For every orthopedic injury, surgeons must know the mechanism (how it occurred), details about the anatomy (part affected) and pathology (exactly what’s wrong), and how to treat it. Treatment must be evidence-based meaning studies have shown what works best to give patients optimum results.
The authors of this review article on Maisonneuve injuries of the ankle provide all of that information plus more: potential complications, goals of treatment, management strategies, and the results referred to as functional outcomes of 61 cases reported from four published studies.
You probably haven’t heard of Maisonneuve injuries. The name comes from the French physician who first reported this problem. Basically, the term refers t a spiral fracture of the upper one-third of the fibula. The fibula is one of two bones in the lower leg. It is the smaller bone situated on the outside or lateral side of the leg. The tibia is the other (larger) bone in the lower leg.
But there’s more to the injury than just the fracture. The force of the injury pushes the ankle into a flat-footed position with intense stretch pressure along the inside of the foot and ankle. The lower leg is externally (outwardly) rotated with the foot planted on the ground.
Associated injuries can also include fractures of the malleolus (bump on either side of the ankle that we usually point to and call our ankle bone) and tears or ruptures of the surrounding ankle ligaments or joint capsule.
In severe Maisonneuve injuries, the connective tissue between the two bones (tibia and fibula) is completely torn. This is called a syndesmotic disruption. Without this strong, fibrous interconnecting ligament, one bone can shift up or down in relation to the other causing a difference in leg length from one leg to the other.
The real dilemma with Maisonneuve injuries is that they aren’t painful so they can go undetected. The injuries in the lower ankle are more painful and get all the attention. No one thinks to X-ray the upper end of the fibula. People of all ages can experience a Maisonneuve injury as a result of slipping on ice, tripping and falling, falling from a height, car accidents, or sporting events.
Treatment isn’t standard because the injuries can vary widely in severity and involvement of the surrounding soft tissue structures. Most of the time, surgery is required because the injury is so severe. Without reconstructive surgery, the ankle remains unstable and at risk for further injury. Reduction of the fracture and fixation of the syndesmotic tear is essential in order to restore normal function and biomechanics of the leg.
Reduction means the surgeon puts the fractured ends of the bone back together.
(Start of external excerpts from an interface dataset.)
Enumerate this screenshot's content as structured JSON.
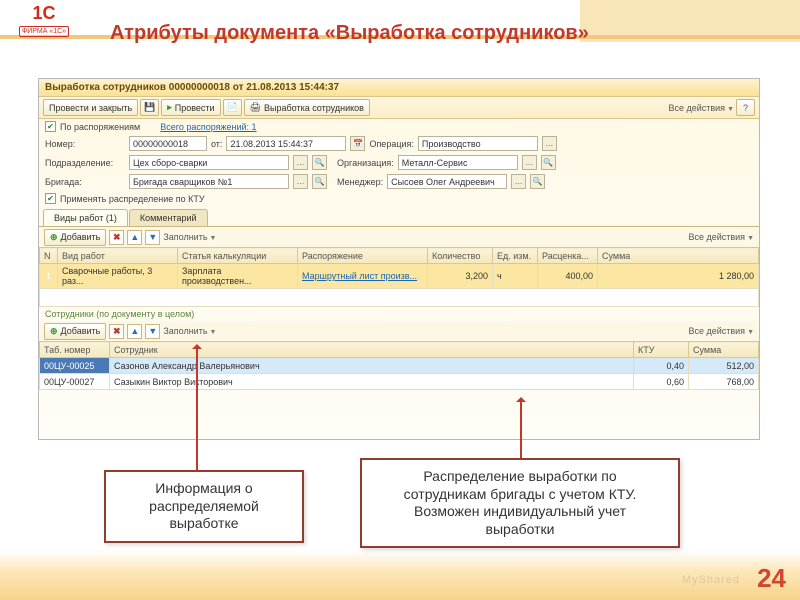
{
  "logo": {
    "brand": "1C",
    "sub": "ФИРМА «1С»"
  },
  "slide": {
    "title": "Атрибуты документа «Выработка сотрудников»",
    "num": "24",
    "watermark": "MyShared"
  },
  "win": {
    "title": "Выработка сотрудников 00000000018 от 21.08.2013 15:44:37",
    "toolbar": {
      "mainBtn": "Провести и закрыть",
      "post": "Провести",
      "printBtn": "Выработка сотрудников",
      "allActions": "Все действия"
    },
    "orders": {
      "chkLabel": "По распоряжениям",
      "link": "Всего распоряжений: 1"
    },
    "fields": {
      "numLbl": "Номер:",
      "numVal": "00000000018",
      "otLbl": "от:",
      "dateVal": "21.08.2013 15:44:37",
      "opLbl": "Операция:",
      "opVal": "Производство",
      "deptLbl": "Подразделение:",
      "deptVal": "Цех сборо-сварки",
      "orgLbl": "Организация:",
      "orgVal": "Металл-Сервис",
      "brigLbl": "Бригада:",
      "brigVal": "Бригада сварщиков №1",
      "mgrLbl": "Менеджер:",
      "mgrVal": "Сысоев Олег Андреевич",
      "ktuChk": "Применять распределение по КТУ"
    },
    "tabs": {
      "t1": "Виды работ (1)",
      "t2": "Комментарий"
    },
    "tableToolbar": {
      "add": "Добавить",
      "fill": "Заполнить"
    },
    "worksCols": {
      "n": "N",
      "kind": "Вид работ",
      "art": "Статья калькуляции",
      "order": "Распоряжение",
      "qty": "Количество",
      "unit": "Ед. изм.",
      "rate": "Расценка...",
      "sum": "Сумма"
    },
    "worksRow": {
      "n": "1",
      "kind": "Сварочные работы, 3 раз...",
      "art": "Зарплата производствен...",
      "order": "Маршрутный лист произв...",
      "qty": "3,200",
      "unit": "ч",
      "rate": "400,00",
      "sum": "1 280,00"
    },
    "empSection": "Сотрудники (по документу в целом)",
    "empCols": {
      "tab": "Таб. номер",
      "name": "Сотрудник",
      "ktu": "КТУ",
      "sum": "Сумма"
    },
    "empRows": [
      {
        "tab": "00ЦУ-00025",
        "name": "Сазонов Александр Валерьянович",
        "ktu": "0,40",
        "sum": "512,00"
      },
      {
        "tab": "00ЦУ-00027",
        "name": "Сазыкин Виктор Викторович",
        "ktu": "0,60",
        "sum": "768,00"
      }
    ]
  },
  "callouts": {
    "c1": "Информация о\nраспределяемой\nвыработке",
    "c2": "Распределение выработки по\nсотрудникам бригады с учетом КТУ.\nВозможен индивидуальный учет\nвыработки"
  }
}
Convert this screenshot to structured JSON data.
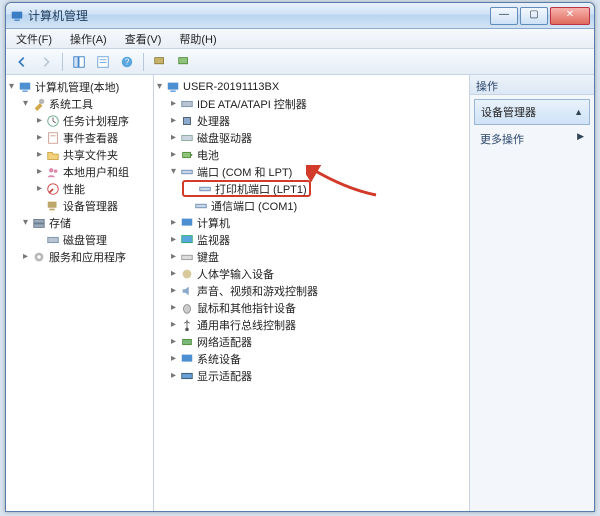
{
  "window": {
    "title": "计算机管理"
  },
  "menu": {
    "file": "文件(F)",
    "action": "操作(A)",
    "view": "查看(V)",
    "help": "帮助(H)"
  },
  "left": {
    "root": "计算机管理(本地)",
    "tools": "系统工具",
    "task": "任务计划程序",
    "event": "事件查看器",
    "shared": "共享文件夹",
    "users": "本地用户和组",
    "perf": "性能",
    "devmgr": "设备管理器",
    "storage": "存储",
    "diskmgr": "磁盘管理",
    "services": "服务和应用程序"
  },
  "mid": {
    "host": "USER-20191113BX",
    "ide": "IDE ATA/ATAPI 控制器",
    "cpu": "处理器",
    "cdrom": "磁盘驱动器",
    "battery": "电池",
    "ports": "端口 (COM 和 LPT)",
    "lpt1": "打印机端口 (LPT1)",
    "com1": "通信端口 (COM1)",
    "computer": "计算机",
    "monitor": "监视器",
    "keyboard": "键盘",
    "hid": "人体学输入设备",
    "media": "声音、视频和游戏控制器",
    "mouse": "鼠标和其他指针设备",
    "usb": "通用串行总线控制器",
    "network": "网络适配器",
    "sysdev": "系统设备",
    "display": "显示适配器"
  },
  "right": {
    "header": "操作",
    "selected": "设备管理器",
    "more": "更多操作"
  }
}
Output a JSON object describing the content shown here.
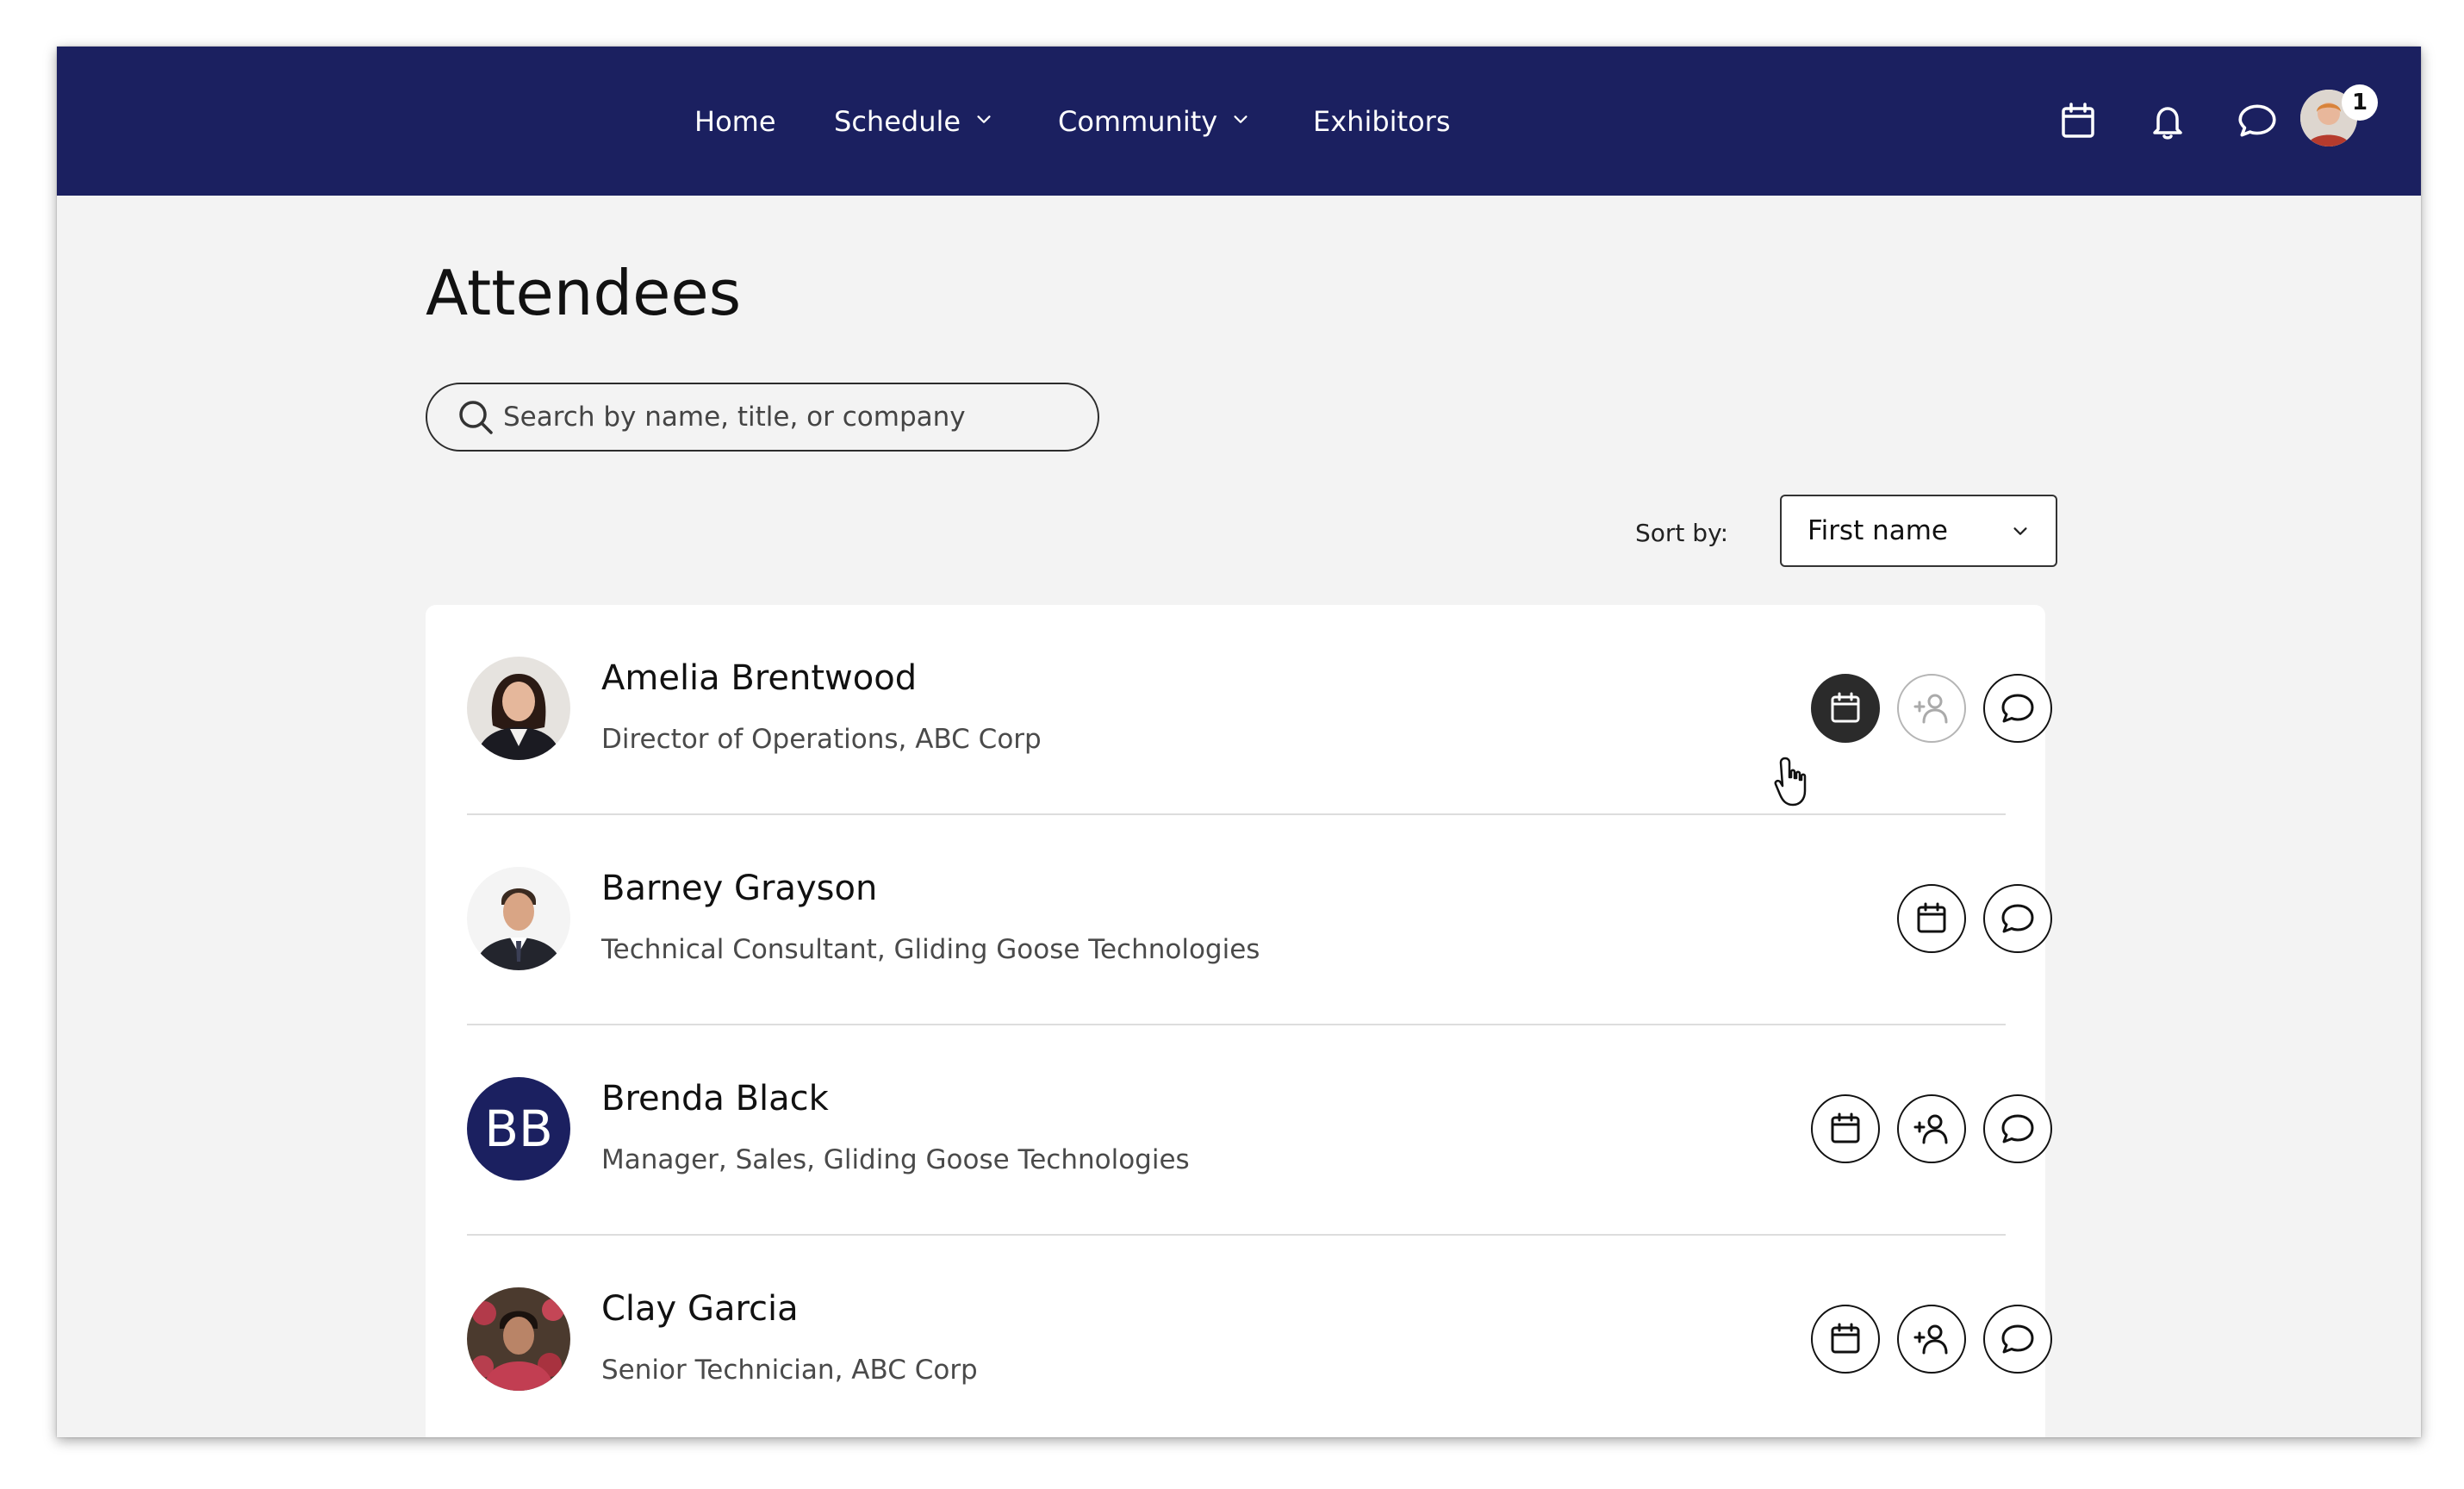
{
  "nav": {
    "items": [
      {
        "label": "Home"
      },
      {
        "label": "Schedule"
      },
      {
        "label": "Community"
      },
      {
        "label": "Exhibitors"
      }
    ],
    "notification_count": "1"
  },
  "page": {
    "title": "Attendees"
  },
  "search": {
    "placeholder": "Search by name, title, or company",
    "value": ""
  },
  "sort": {
    "label": "Sort by:",
    "selected": "First name"
  },
  "attendees": [
    {
      "name": "Amelia Brentwood",
      "title": "Director of Operations, ABC Corp",
      "avatar": "photo",
      "actions": [
        "calendar-icon",
        "add-contact-icon",
        "chat-icon"
      ]
    },
    {
      "name": "Barney Grayson",
      "title": "Technical Consultant, Gliding Goose Technologies",
      "avatar": "photo",
      "actions": [
        "calendar-icon",
        "chat-icon"
      ]
    },
    {
      "name": "Brenda Black",
      "title": "Manager, Sales, Gliding Goose Technologies",
      "avatar": "BB",
      "actions": [
        "calendar-icon",
        "add-contact-icon",
        "chat-icon"
      ]
    },
    {
      "name": "Clay Garcia",
      "title": "Senior Technician, ABC Corp",
      "avatar": "photo",
      "actions": [
        "calendar-icon",
        "add-contact-icon",
        "chat-icon"
      ]
    }
  ],
  "colors": {
    "navbar": "#1b2060",
    "background": "#f3f3f3",
    "card": "#ffffff",
    "initials_avatar": "#1b2060"
  }
}
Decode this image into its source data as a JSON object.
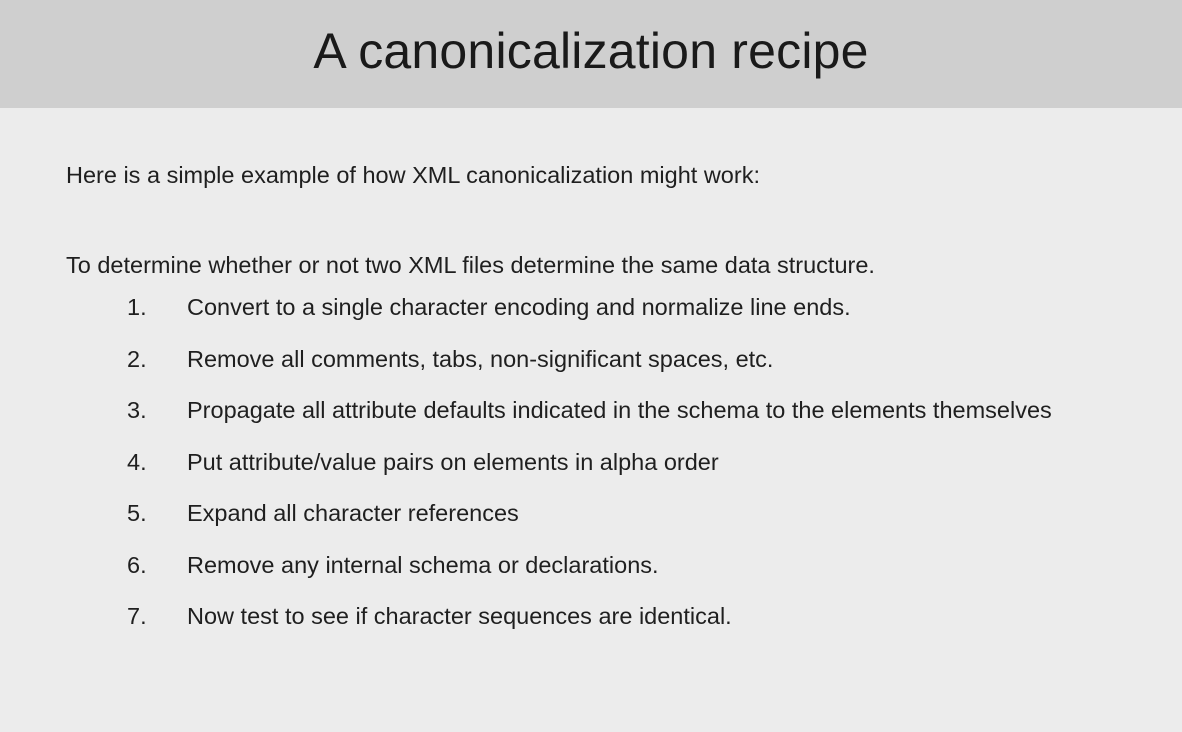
{
  "slide": {
    "title": "A canonicalization recipe",
    "intro": "Here is a simple example of how XML canonicalization might work:",
    "lead": "To determine whether or not two XML files determine the same data structure.",
    "steps": [
      {
        "num": "1.",
        "text": "Convert to a single character encoding and normalize line ends."
      },
      {
        "num": "2.",
        "text": "Remove all comments, tabs, non-significant spaces, etc."
      },
      {
        "num": "3.",
        "text": "Propagate all attribute defaults indicated in the schema to the elements themselves"
      },
      {
        "num": "4.",
        "text": "Put attribute/value pairs on elements in alpha order"
      },
      {
        "num": "5.",
        "text": "Expand all character references"
      },
      {
        "num": "6.",
        "text": "Remove any internal schema or declarations."
      },
      {
        "num": "7.",
        "text": "Now test to see if character sequences are identical."
      }
    ]
  },
  "colors": {
    "title_bar": "#cfcfcf",
    "background": "#ececec",
    "text": "#1f1f1f"
  }
}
Plates and screws may be needed to hold the bones in place until they knit back together. Fixation of the syndesmosis is also accomplished with similar hardware called syndesmotic screws. The screws can be left in place or taken out according to the surgeon’s preferences and the patient’s wishes.
Surgery may not be needed for less severe Maisonneuve ankle injuries. The patient is placed in a cast for six weeks. This approach is acceptable when there are no soft tissue injuries of ligaments, syndesmosis, or joint capsule. In all cases, the goal is to restore normal ankle alignment and movement.
How do patients fare after treatment for Maisonneuve injuries? According to the authors of this article who reviewed all of the studies published on this injury — the majority of patients (88 per cent) have good-to-excellent results. Pain is eliminated and motion and function return to normal levels during daily activities. Functional outcomes are equal to before the injury within six months of treatment.
The authors would like to see more studies on this topic to look at two things: long-term results and results for each treatment approach. The hope is to find better ways to diagnose and treat this complex injury without significant delays that can negatively affect outcomes.